Talk to him/her about your financial goals and savings, and then seek advice for the best investment instruments to achieve your goals.
2. Choose Your Investment Instrument Wisely
Though your financial advisor will suggest the best investment instruments, it doesn’t hurt to know a bit about the common ones, like a savings account, Roth IRA, and others.
Just like “no one is born a criminal,” no investment instrument is bad or good. It is the application of that instrument that makes all the difference.
As a general rule, for all your short-term financial goals, choose an investment instrument that has debt nature, for example fixed deposits, debt mutual funds, etc. The reason for going for debt instruments is that chances of capital loss is less compared to equity instruments.
3. Compounding Is the Eighth Wonder
Einstein once remarked about compounding:
“Compound interest is the eighth wonder of the world. He who understands it, earns it… He who doesn’t… Pays it.”
Make friends with this wonder kid. The sooner you become friends with it, the quicker you will reach closer to your financial goals.
Start saving early so that time is on your side to help you bear the fruits of compounding.
4. Measure, Measure, Measure
All of us do good when it comes to earning more per month but fail miserably when it comes to measuring the investments and taking stock of how our investments are doing.
If we don’t measure progress at the right times, we are shooting in the dark. We won’t know if our saving rate is appropriate or not, whether the financial advisor is doing a decent job, or whether we are moving closer to our target.
Measure everything. If you can’t measure it all yourself, ask your financial advisor to do it for you. But do it!
The Bottom Line
Managing your extra money to achieve your short and long-term financial goals
and live a debt-free life is doable for anyone who is willing to put in the time and effort. Use the tips above to get you started on your path to setting financial goals.
More Tips on Financial Goals
- 20 Better Money Habits to Help You Increase Your Savings
- The Best Ways to Save Money Even Impulsive Spenders Can Get Behind
- Top 10 Recommendations on Money Management Apps

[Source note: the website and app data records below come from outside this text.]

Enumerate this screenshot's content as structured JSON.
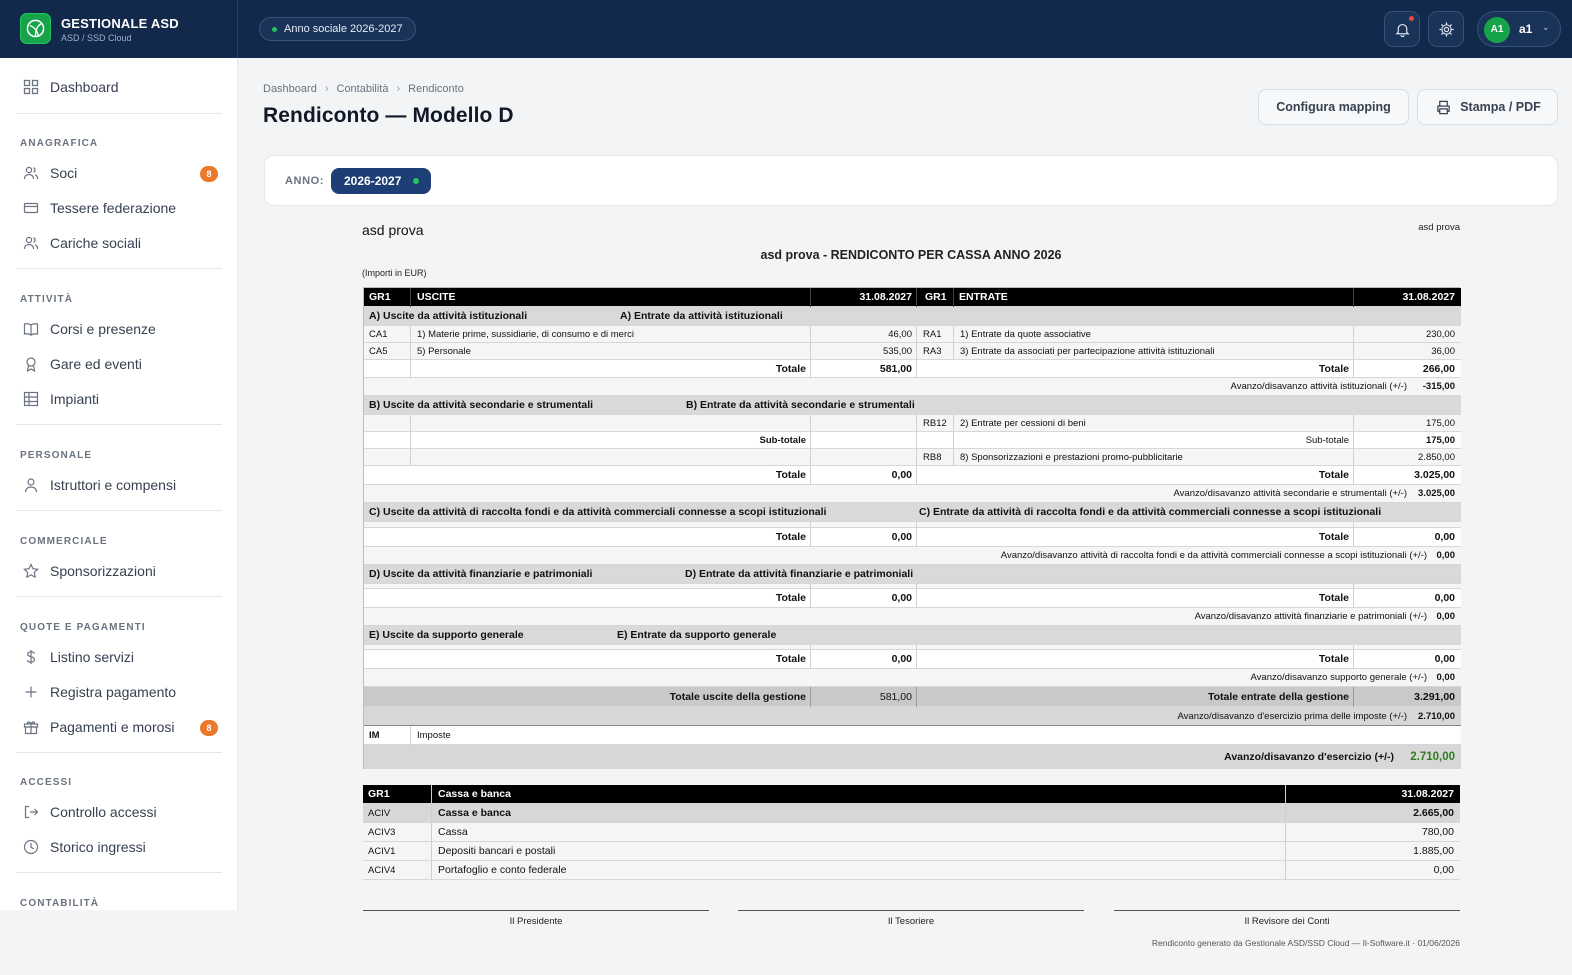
{
  "brand": {
    "name": "GESTIONALE ASD",
    "subtitle": "ASD / SSD Cloud"
  },
  "topbar": {
    "season": "Anno sociale 2026-2027",
    "user_initials": "A1",
    "user_name": "a1"
  },
  "sidebar": {
    "dashboard": "Dashboard",
    "sections": [
      {
        "title": "ANAGRAFICA",
        "items": [
          {
            "label": "Soci",
            "badge": "8"
          },
          {
            "label": "Tessere federazione"
          },
          {
            "label": "Cariche sociali"
          }
        ]
      },
      {
        "title": "ATTIVITÀ",
        "items": [
          {
            "label": "Corsi e presenze"
          },
          {
            "label": "Gare ed eventi"
          },
          {
            "label": "Impianti"
          }
        ]
      },
      {
        "title": "PERSONALE",
        "items": [
          {
            "label": "Istruttori e compensi"
          }
        ]
      },
      {
        "title": "COMMERCIALE",
        "items": [
          {
            "label": "Sponsorizzazioni"
          }
        ]
      },
      {
        "title": "QUOTE E PAGAMENTI",
        "items": [
          {
            "label": "Listino servizi"
          },
          {
            "label": "Registra pagamento"
          },
          {
            "label": "Pagamenti e morosi",
            "badge": "8"
          }
        ]
      },
      {
        "title": "ACCESSI",
        "items": [
          {
            "label": "Controllo accessi"
          },
          {
            "label": "Storico ingressi"
          }
        ]
      },
      {
        "title": "CONTABILITÀ",
        "items": []
      }
    ]
  },
  "breadcrumb": [
    "Dashboard",
    "Contabilità",
    "Rendiconto"
  ],
  "page": {
    "title": "Rendiconto — Modello D",
    "btn_mapping": "Configura mapping",
    "btn_print": "Stampa / PDF"
  },
  "year": {
    "label": "ANNO:",
    "value": "2026-2027"
  },
  "report": {
    "org": "asd prova",
    "org_right": "asd prova",
    "title": "asd prova - RENDICONTO PER CASSA ANNO 2026",
    "units": "(Importi in EUR)",
    "head": {
      "gr": "GR1",
      "uscite": "USCITE",
      "date": "31.08.2027",
      "entrate": "ENTRATE"
    },
    "A": {
      "title_u": "A) Uscite da attività istituzionali",
      "title_e": "A) Entrate da attività istituzionali",
      "rows": [
        {
          "cu": "CA1",
          "du": "1) Materie prime, sussidiarie, di consumo e di merci",
          "vu": "46,00",
          "ce": "RA1",
          "de": "1) Entrate da quote associative",
          "ve": "230,00"
        },
        {
          "cu": "CA5",
          "du": "5) Personale",
          "vu": "535,00",
          "ce": "RA3",
          "de": "3) Entrate da associati per partecipazione attività istituzionali",
          "ve": "36,00"
        }
      ],
      "tot_label": "Totale",
      "tot_u": "581,00",
      "tot_e": "266,00",
      "av_label": "Avanzo/disavanzo attività istituzionali (+/-)",
      "av": "-315,00"
    },
    "B": {
      "title_u": "B) Uscite da attività secondarie e strumentali",
      "title_e": "B) Entrate da attività secondarie e strumentali",
      "r1": {
        "ce": "RB12",
        "de": "2) Entrate per cessioni di beni",
        "ve": "175,00"
      },
      "sub_label": "Sub-totale",
      "sub_e": "175,00",
      "r2": {
        "ce": "RB8",
        "de": "8) Sponsorizzazioni e prestazioni promo-pubblicitarie",
        "ve": "2.850,00"
      },
      "tot_label": "Totale",
      "tot_u": "0,00",
      "tot_e": "3.025,00",
      "av_label": "Avanzo/disavanzo attività secondarie e strumentali (+/-)",
      "av": "3.025,00"
    },
    "C": {
      "title_u": "C) Uscite da attività di raccolta fondi e da attività commerciali connesse a scopi istituzionali",
      "title_e": "C) Entrate da attività di raccolta fondi e da attività commerciali connesse a scopi istituzionali",
      "tot_label": "Totale",
      "tot_u": "0,00",
      "tot_e": "0,00",
      "av_label": "Avanzo/disavanzo attività di raccolta fondi e da attività commerciali connesse a scopi istituzionali (+/-)",
      "av": "0,00"
    },
    "D": {
      "title_u": "D) Uscite da attività finanziarie e patrimoniali",
      "title_e": "D) Entrate da attività finanziarie e patrimoniali",
      "tot_label": "Totale",
      "tot_u": "0,00",
      "tot_e": "0,00",
      "av_label": "Avanzo/disavanzo attività finanziarie e patrimoniali (+/-)",
      "av": "0,00"
    },
    "E": {
      "title_u": "E) Uscite da supporto generale",
      "title_e": "E) Entrate da supporto generale",
      "tot_label": "Totale",
      "tot_u": "0,00",
      "tot_e": "0,00",
      "av_label": "Avanzo/disavanzo supporto generale (+/-)",
      "av": "0,00"
    },
    "gestione": {
      "label_u": "Totale uscite della gestione",
      "tot_u": "581,00",
      "label_e": "Totale entrate della gestione",
      "tot_e": "3.291,00",
      "av_label": "Avanzo/disavanzo d'esercizio prima delle imposte (+/-)",
      "av": "2.710,00"
    },
    "imposte": {
      "code": "IM",
      "label": "Imposte"
    },
    "finale": {
      "label": "Avanzo/disavanzo d'esercizio (+/-)",
      "value": "2.710,00"
    },
    "cassa": {
      "head": {
        "gr": "GR1",
        "title": "Cassa e banca",
        "date": "31.08.2027"
      },
      "rows": [
        {
          "code": "ACIV",
          "label": "Cassa e banca",
          "value": "2.665,00"
        },
        {
          "code": "ACIV3",
          "label": "Cassa",
          "value": "780,00"
        },
        {
          "code": "ACIV1",
          "label": "Depositi bancari e postali",
          "value": "1.885,00"
        },
        {
          "code": "ACIV4",
          "label": "Portafoglio e conto federale",
          "value": "0,00"
        }
      ]
    },
    "signatures": [
      "Il Presidente",
      "Il Tesoriere",
      "Il Revisore dei Conti"
    ],
    "footer": "Rendiconto generato da Gestionale ASD/SSD Cloud — Il-Software.it  ·  01/06/2026"
  },
  "colors": {
    "topbar": "#13294b",
    "accent_green": "#16a34a",
    "badge": "#ea7a2a",
    "year_pill": "#1e3f75"
  }
}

Featured photo credit: Micheile Henderson via unsplash.com
|||^||The Balance: Inflation, How It’s Measured and Managed|
|||^||Money Instructor: Basic Types of Investments — Financial Instruments you should Know|